Reed canarygrass isn't as bad a pasture grass as many people think, says Bruce Anderson, University of Nebraska agronomy professor. With a little knowledge and some dedicated management, graziers can get some good use of it, he adds.
Reed canarygrass produces high yields and grows very well in wetlands, and in well-drained soils, but it has two negatives. It contains compounds called alkaloids that cattle find unpalatable, and the plant produces a course stem that makes it difficult to eat. He says the only way he's found to utilize reed canarygrass effectively is grazing it before it gets very tall.
“Ideally, this means that when the grass gets 8-10 in. tall, and no taller, immediately graze it down to 3-4 in. in just a couple of days, and then move off to another grazing area,” Anderson says. “When it regrows to 8-10 in. tall, graze it again. Everytime it regrows, graze it.”
Anderson says that during the fast-growth in the spring, grazing the same area every 2-3 weeks may be necessary.
“This takes some dedication and intensive management. If the grass gets away from you, animals will just nibble at some leaves.

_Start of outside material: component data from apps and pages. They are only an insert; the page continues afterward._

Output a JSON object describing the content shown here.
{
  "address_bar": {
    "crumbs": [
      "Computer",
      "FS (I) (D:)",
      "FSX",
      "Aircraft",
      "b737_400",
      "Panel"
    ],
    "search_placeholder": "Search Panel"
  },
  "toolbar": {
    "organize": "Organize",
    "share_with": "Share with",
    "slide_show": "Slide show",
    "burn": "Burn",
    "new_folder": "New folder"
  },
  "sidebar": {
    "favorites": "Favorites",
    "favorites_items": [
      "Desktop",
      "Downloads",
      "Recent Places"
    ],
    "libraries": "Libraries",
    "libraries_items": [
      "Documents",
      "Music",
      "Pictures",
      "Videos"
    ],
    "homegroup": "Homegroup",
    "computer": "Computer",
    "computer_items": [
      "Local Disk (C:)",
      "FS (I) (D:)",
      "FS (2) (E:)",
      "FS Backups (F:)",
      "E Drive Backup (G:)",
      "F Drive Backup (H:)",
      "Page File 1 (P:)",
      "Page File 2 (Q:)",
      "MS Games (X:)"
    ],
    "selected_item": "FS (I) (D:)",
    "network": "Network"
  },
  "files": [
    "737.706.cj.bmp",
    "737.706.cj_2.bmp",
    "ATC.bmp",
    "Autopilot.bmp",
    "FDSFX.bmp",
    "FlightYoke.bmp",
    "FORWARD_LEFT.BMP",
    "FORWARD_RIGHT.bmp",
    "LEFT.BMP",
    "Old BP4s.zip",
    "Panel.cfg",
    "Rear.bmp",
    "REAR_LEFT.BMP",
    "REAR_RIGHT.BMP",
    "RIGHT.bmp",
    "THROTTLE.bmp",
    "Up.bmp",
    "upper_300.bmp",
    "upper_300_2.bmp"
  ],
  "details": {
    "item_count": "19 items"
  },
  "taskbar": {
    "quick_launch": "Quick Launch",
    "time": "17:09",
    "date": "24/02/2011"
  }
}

You'd be better off cutting the taller growth for hay, then renewing your intensive grazing as regrowth begins,” he says.